Moments after the plane hit the tarmac in Miami, David pulled out his BlackBerry. He frowned as he read a message from Susan Manning, executive director of their adoption agency, One World Adoptions in Georgia.
"The good news is that we think all the visas may be issued now," Manning wrote. "The bad news is that they may be landing in Orlando."
"Well at least it's in the same state," he said.Tensions and tears
College sweethearts, the Hubners have been married more than a decade. Christie, a redhead with delicate features who was a museum curator before becoming a stay-at-home mom, is easygoing and talkative. David, a blond, boyish-looking account manager, has a wry sense of humor and is at once more reserved and more emotional.
But the two also have much in common: a love of athletics, a ready warmth toward strangers and a strong Christian faith that is the guiding force in their life, they said. Indeed, for of all Christie's maternal qualities, as she puts it, "When the Lord called us to adopt, it was David he first spoke to about it."
They were on a trip to Tijuana, Mexico, and David Hubner was heartbroken at the sight of so many children begging for pennies. Years later, as it became clear that Ila's adoption would probably drag on, he felt the call again, prompting the couple to adopt Jonas days after he was born in Texas.

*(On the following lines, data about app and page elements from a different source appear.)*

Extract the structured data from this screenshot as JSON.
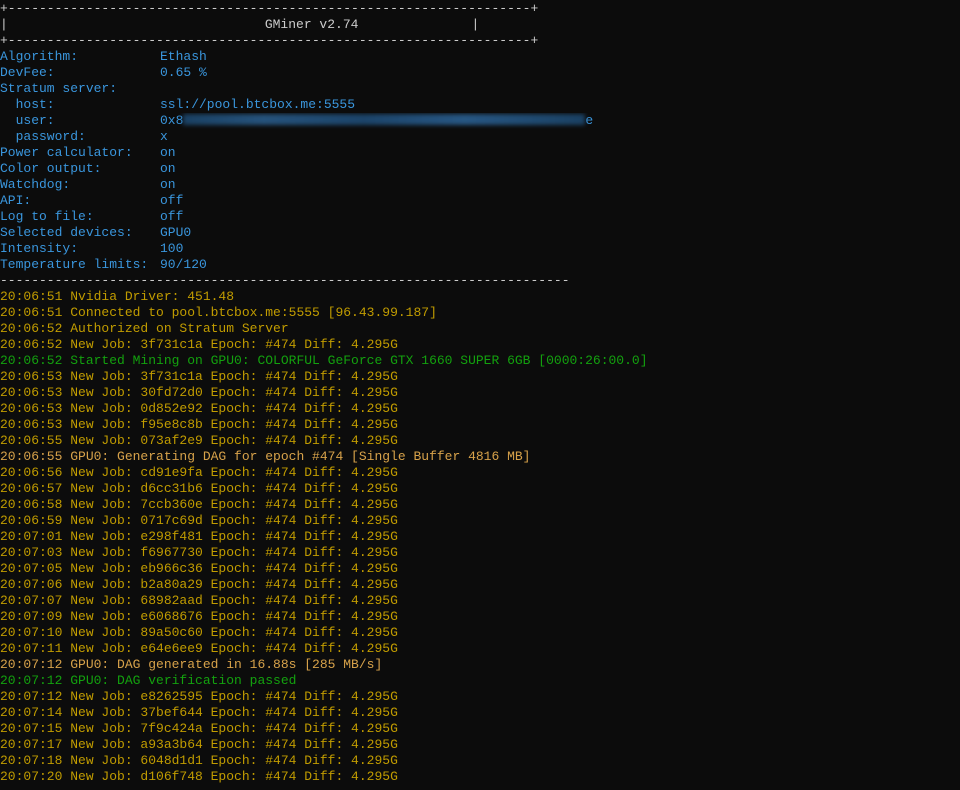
{
  "header": {
    "border_line": "+-------------------------------------------------------------------+",
    "title_left": "|",
    "title": "GMiner v2.74",
    "title_right": "|",
    "separator": "-------------------------------------------------------------------------"
  },
  "config": [
    {
      "key": "Algorithm:",
      "value": "Ethash"
    },
    {
      "key": "DevFee:",
      "value": "0.65 %"
    },
    {
      "key": "Stratum server:",
      "value": ""
    },
    {
      "key": "  host:",
      "value": "ssl://pool.btcbox.me:5555"
    },
    {
      "key": "  user:",
      "value_prefix": "0x8",
      "value_suffix": "e"
    },
    {
      "key": "  password:",
      "value": "x"
    },
    {
      "key": "Power calculator:",
      "value": "on"
    },
    {
      "key": "Color output:",
      "value": "on"
    },
    {
      "key": "Watchdog:",
      "value": "on"
    },
    {
      "key": "API:",
      "value": "off"
    },
    {
      "key": "Log to file:",
      "value": "off"
    },
    {
      "key": "Selected devices:",
      "value": "GPU0"
    },
    {
      "key": "Intensity:",
      "value": "100"
    },
    {
      "key": "Temperature limits:",
      "value": "90/120"
    }
  ],
  "log": [
    {
      "text": "20:06:51 Nvidia Driver: 451.48",
      "color": "orange"
    },
    {
      "text": "20:06:51 Connected to pool.btcbox.me:5555 [96.43.99.187]",
      "color": "orange"
    },
    {
      "text": "20:06:52 Authorized on Stratum Server",
      "color": "orange"
    },
    {
      "text": "20:06:52 New Job: 3f731c1a Epoch: #474 Diff: 4.295G",
      "color": "orange"
    },
    {
      "text": "20:06:52 Started Mining on GPU0: COLORFUL GeForce GTX 1660 SUPER 6GB [0000:26:00.0]",
      "color": "green"
    },
    {
      "text": "20:06:53 New Job: 3f731c1a Epoch: #474 Diff: 4.295G",
      "color": "orange"
    },
    {
      "text": "20:06:53 New Job: 30fd72d0 Epoch: #474 Diff: 4.295G",
      "color": "orange"
    },
    {
      "text": "20:06:53 New Job: 0d852e92 Epoch: #474 Diff: 4.295G",
      "color": "orange"
    },
    {
      "text": "20:06:53 New Job: f95e8c8b Epoch: #474 Diff: 4.295G",
      "color": "orange"
    },
    {
      "text": "20:06:55 New Job: 073af2e9 Epoch: #474 Diff: 4.295G",
      "color": "orange"
    },
    {
      "text": "20:06:55 GPU0: Generating DAG for epoch #474 [Single Buffer 4816 MB]",
      "color": "orange2"
    },
    {
      "text": "20:06:56 New Job: cd91e9fa Epoch: #474 Diff: 4.295G",
      "color": "orange"
    },
    {
      "text": "20:06:57 New Job: d6cc31b6 Epoch: #474 Diff: 4.295G",
      "color": "orange"
    },
    {
      "text": "20:06:58 New Job: 7ccb360e Epoch: #474 Diff: 4.295G",
      "color": "orange"
    },
    {
      "text": "20:06:59 New Job: 0717c69d Epoch: #474 Diff: 4.295G",
      "color": "orange"
    },
    {
      "text": "20:07:01 New Job: e298f481 Epoch: #474 Diff: 4.295G",
      "color": "orange"
    },
    {
      "text": "20:07:03 New Job: f6967730 Epoch: #474 Diff: 4.295G",
      "color": "orange"
    },
    {
      "text": "20:07:05 New Job: eb966c36 Epoch: #474 Diff: 4.295G",
      "color": "orange"
    },
    {
      "text": "20:07:06 New Job: b2a80a29 Epoch: #474 Diff: 4.295G",
      "color": "orange"
    },
    {
      "text": "20:07:07 New Job: 68982aad Epoch: #474 Diff: 4.295G",
      "color": "orange"
    },
    {
      "text": "20:07:09 New Job: e6068676 Epoch: #474 Diff: 4.295G",
      "color": "orange"
    },
    {
      "text": "20:07:10 New Job: 89a50c60 Epoch: #474 Diff: 4.295G",
      "color": "orange"
    },
    {
      "text": "20:07:11 New Job: e64e6ee9 Epoch: #474 Diff: 4.295G",
      "color": "orange"
    },
    {
      "text": "20:07:12 GPU0: DAG generated in 16.88s [285 MB/s]",
      "color": "orange2"
    },
    {
      "text": "20:07:12 GPU0: DAG verification passed",
      "color": "green"
    },
    {
      "text": "20:07:12 New Job: e8262595 Epoch: #474 Diff: 4.295G",
      "color": "orange"
    },
    {
      "text": "20:07:14 New Job: 37bef644 Epoch: #474 Diff: 4.295G",
      "color": "orange"
    },
    {
      "text": "20:07:15 New Job: 7f9c424a Epoch: #474 Diff: 4.295G",
      "color": "orange"
    },
    {
      "text": "20:07:17 New Job: a93a3b64 Epoch: #474 Diff: 4.295G",
      "color": "orange"
    },
    {
      "text": "20:07:18 New Job: 6048d1d1 Epoch: #474 Diff: 4.295G",
      "color": "orange"
    },
    {
      "text": "20:07:20 New Job: d106f748 Epoch: #474 Diff: 4.295G",
      "color": "orange"
    }
  ],
  "colors": {
    "background": "#0c0c0c",
    "config_blue": "#3a96dd",
    "log_orange": "#c19c00",
    "log_orange_dag": "#d7a24a",
    "log_green": "#13a10e",
    "border_gray": "#cccccc"
  }
}
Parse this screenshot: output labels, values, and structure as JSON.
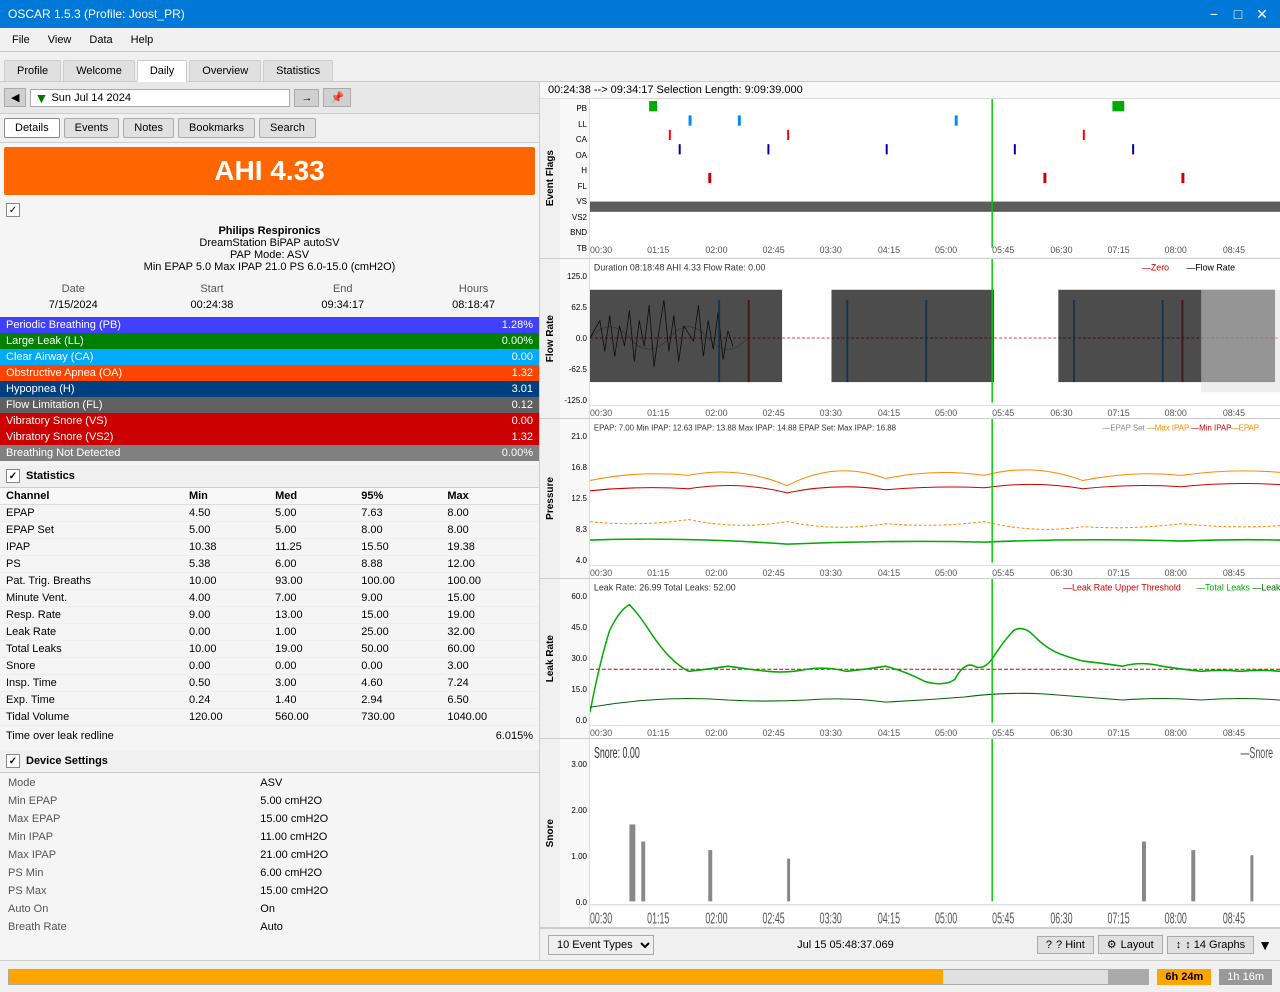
{
  "window": {
    "title": "OSCAR 1.5.3 (Profile: Joost_PR)",
    "min_btn": "−",
    "max_btn": "□",
    "close_btn": "✕"
  },
  "menu": {
    "items": [
      "File",
      "View",
      "Data",
      "Help"
    ]
  },
  "tabs": {
    "items": [
      "Profile",
      "Welcome",
      "Daily",
      "Overview",
      "Statistics"
    ],
    "active": "Daily"
  },
  "nav": {
    "back_btn": "◀",
    "forward_btn": "▶",
    "jump_btn": "⊞",
    "date": "Sun Jul 14 2024",
    "arrow_right": "→",
    "pin_btn": "📌"
  },
  "sub_tabs": {
    "items": [
      "Details",
      "Events",
      "Notes",
      "Bookmarks",
      "Search"
    ],
    "active": "Details"
  },
  "ahi": {
    "value": "AHI 4.33"
  },
  "device": {
    "name": "Philips Respironics",
    "model": "DreamStation BiPAP autoSV",
    "pap_mode": "PAP Mode: ASV",
    "pressure": "Min EPAP 5.0 Max IPAP 21.0 PS 6.0-15.0 (cmH2O)"
  },
  "date_time": {
    "headers": [
      "Date",
      "Start",
      "End",
      "Hours"
    ],
    "values": [
      "7/15/2024",
      "00:24:38",
      "09:34:17",
      "08:18:47"
    ]
  },
  "events": [
    {
      "name": "Periodic Breathing (PB)",
      "value": "1.28%",
      "class": "pb"
    },
    {
      "name": "Large Leak (LL)",
      "value": "0.00%",
      "class": "ll"
    },
    {
      "name": "Clear Airway (CA)",
      "value": "0.00",
      "class": "ca"
    },
    {
      "name": "Obstructive Apnea (OA)",
      "value": "1.32",
      "class": "oa"
    },
    {
      "name": "Hypopnea (H)",
      "value": "3.01",
      "class": "h"
    },
    {
      "name": "Flow Limitation (FL)",
      "value": "0.12",
      "class": "fl"
    },
    {
      "name": "Vibratory Snore (VS)",
      "value": "0.00",
      "class": "vs"
    },
    {
      "name": "Vibratory Snore (VS2)",
      "value": "1.32",
      "class": "vs2"
    },
    {
      "name": "Breathing Not Detected",
      "value": "0.00%",
      "class": "bnd"
    }
  ],
  "statistics": {
    "title": "Statistics",
    "columns": [
      "Channel",
      "Min",
      "Med",
      "95%",
      "Max"
    ],
    "rows": [
      [
        "EPAP",
        "4.50",
        "5.00",
        "7.63",
        "8.00"
      ],
      [
        "EPAP Set",
        "5.00",
        "5.00",
        "8.00",
        "8.00"
      ],
      [
        "IPAP",
        "10.38",
        "11.25",
        "15.50",
        "19.38"
      ],
      [
        "PS",
        "5.38",
        "6.00",
        "8.88",
        "12.00"
      ],
      [
        "Pat. Trig. Breaths",
        "10.00",
        "93.00",
        "100.00",
        "100.00"
      ],
      [
        "Minute Vent.",
        "4.00",
        "7.00",
        "9.00",
        "15.00"
      ],
      [
        "Resp. Rate",
        "9.00",
        "13.00",
        "15.00",
        "19.00"
      ],
      [
        "Leak Rate",
        "0.00",
        "1.00",
        "25.00",
        "32.00"
      ],
      [
        "Total Leaks",
        "10.00",
        "19.00",
        "50.00",
        "60.00"
      ],
      [
        "Snore",
        "0.00",
        "0.00",
        "0.00",
        "3.00"
      ],
      [
        "Insp. Time",
        "0.50",
        "3.00",
        "4.60",
        "7.24"
      ],
      [
        "Exp. Time",
        "0.24",
        "1.40",
        "2.94",
        "6.50"
      ],
      [
        "Tidal Volume",
        "120.00",
        "560.00",
        "730.00",
        "1040.00"
      ]
    ],
    "time_over_leak_label": "Time over leak redline",
    "time_over_leak_value": "6.015%"
  },
  "device_settings": {
    "title": "Device Settings",
    "rows": [
      [
        "Mode",
        "ASV"
      ],
      [
        "Min EPAP",
        "5.00 cmH2O"
      ],
      [
        "Max EPAP",
        "15.00 cmH2O"
      ],
      [
        "Min IPAP",
        "11.00 cmH2O"
      ],
      [
        "Max IPAP",
        "21.00 cmH2O"
      ],
      [
        "PS Min",
        "6.00 cmH2O"
      ],
      [
        "PS Max",
        "15.00 cmH2O"
      ],
      [
        "Auto On",
        "On"
      ],
      [
        "Breath Rate",
        "Auto"
      ]
    ]
  },
  "charts": {
    "header": "00:24:38 --> 09:34:17    Selection Length: 9:09:39.000",
    "event_flags": {
      "title": "Event Flags",
      "labels": [
        "PB",
        "LL",
        "CA",
        "OA",
        "H",
        "FL",
        "VS",
        "VS2",
        "BND",
        "TB"
      ]
    },
    "flow_rate": {
      "title": "Duration 08:18:48 AHI 4.33 Flow Rate: 0.00",
      "legend": [
        "Zero",
        "Flow Rate"
      ],
      "y_label": "Flow Rate",
      "y_max": "125.0",
      "y_mid": "62.5",
      "y_zero": "0.0",
      "y_neg_mid": "-62.5",
      "y_min": "-125.0"
    },
    "pressure": {
      "title": "EPAP: 7.00  Min IPAP: 12.63  IPAP: 13.88  Max IPAP: 14.88  EPAP Set: Max IPAP: 16.88",
      "legend": [
        "EPAP Set",
        "Max IPAP",
        "Min IPAP",
        "EPAP"
      ],
      "y_label": "Pressure",
      "y_max": "21.0",
      "y_mid": "16.8",
      "y_mid2": "12.5",
      "y_mid3": "8.3",
      "y_min": "4.0"
    },
    "leak_rate": {
      "title": "Leak Rate: 26.99  Total Leaks: 52.00",
      "legend": [
        "Leak Rate Upper Threshold",
        "Total Leaks",
        "Leak Rate"
      ],
      "y_label": "Leak Rate",
      "y_max": "60.0",
      "y_mid": "45.0",
      "y_mid2": "30.0",
      "y_mid3": "15.0",
      "y_min": "0.0"
    },
    "snore": {
      "title": "Snore: 0.00",
      "legend": [
        "Snore"
      ],
      "y_label": "Snore",
      "y_max": "3.00",
      "y_mid": "2.00",
      "y_mid2": "1.00",
      "y_min": "0.0"
    },
    "x_labels": [
      "00:30",
      "01:15",
      "02:00",
      "02:45",
      "03:30",
      "04:15",
      "05:00",
      "05:45",
      "06:30",
      "07:15",
      "08:00",
      "08:45"
    ]
  },
  "status_bar": {
    "progress_label": "6h 24m",
    "duration_label": "1h 16m"
  },
  "bottom_toolbar": {
    "event_types_label": "10 Event Types",
    "timestamp": "Jul 15 05:48:37.069",
    "hint_btn": "? Hint",
    "layout_btn": "⚙ Layout",
    "graphs_btn": "↕ 14 Graphs"
  }
}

Hours after their arrival in Miami, the Hubners were still at the airport, waiting for Manning to get in touch with more information. David's face darkened as he took the call.
"She says 82 visas have been processed," he said. "We don't know if Ila's on the list."
"Well, if it's not today, it'll be tomorrow," Christie said.
"I don't want to wait another day," David said. "It's time for her to be out of there."
The next morning, they drove up the Florida coast with Manning in a rented minivan.
Christie swiveled her body so she could look at Manning in the seat behind her. The four-hour road trip was the perfect time to get Manning's advice: How early would Ila be used to waking up? Would she be potty-trained? Where was the best place for her to sleep? How do you style black hair? How much misbehavior should they tolerate, and how soon should they start taking a firmer line? How soon should they introduce her to other children?
They reached the airport about 3 p.m. and found a gathering crowd of parents. At 4:45, word spread that the children's plane was about to land. There was a race outside to the chain-link fence blocking off the tarmac from the parking lot. A gray C-17 rolled by, its engines still screaming as the backdoor flap slowly lowered open. One by one, tiny children started to emerge. David wiped the tears running down his face.
Back inside the terminal, the parents chatted excitedly, certain that they would be told any minute who was on the plane. An hour passed. Then another.
At 6:50 p.m., a TV cameraman who had been allowed a brief visit to the room where the children were staying set his camera on a tripod and pressed play. The parents gathered around, trying to get a glimpse of their children.
There was a shriek of surprise. Dawn Shelton, 39, of St. Paul, Minn., had been told that neither of her two children would be on the plane. But there, clear as day, was Patricia, 9. Patricia's younger brother had not made it. "I can't even imagine his face as he watched her leave him," Shelton said, sobbing.
At 10:45 p.m., Christie Hubner curled on the floor, pulling a fuzzy pink blanket she'd brought for Ila around her body. Fifteen minutes later, she sat up, unable to sleep.
At 4:45 a.m., Manning was able to get into the room where the children were sleeping. "I've seen your Ila!" she whispered to the Hubners.
Soon after, the first children trooped into the lobby. The parents cheered.
But it wasn't until 1:45 a.m. the next day that the Hubners finally walked out with Ila, all three equally bleary-eyed. "Bye-bye, airport," Christie Hubner murmured. "I hope we never have to see you again."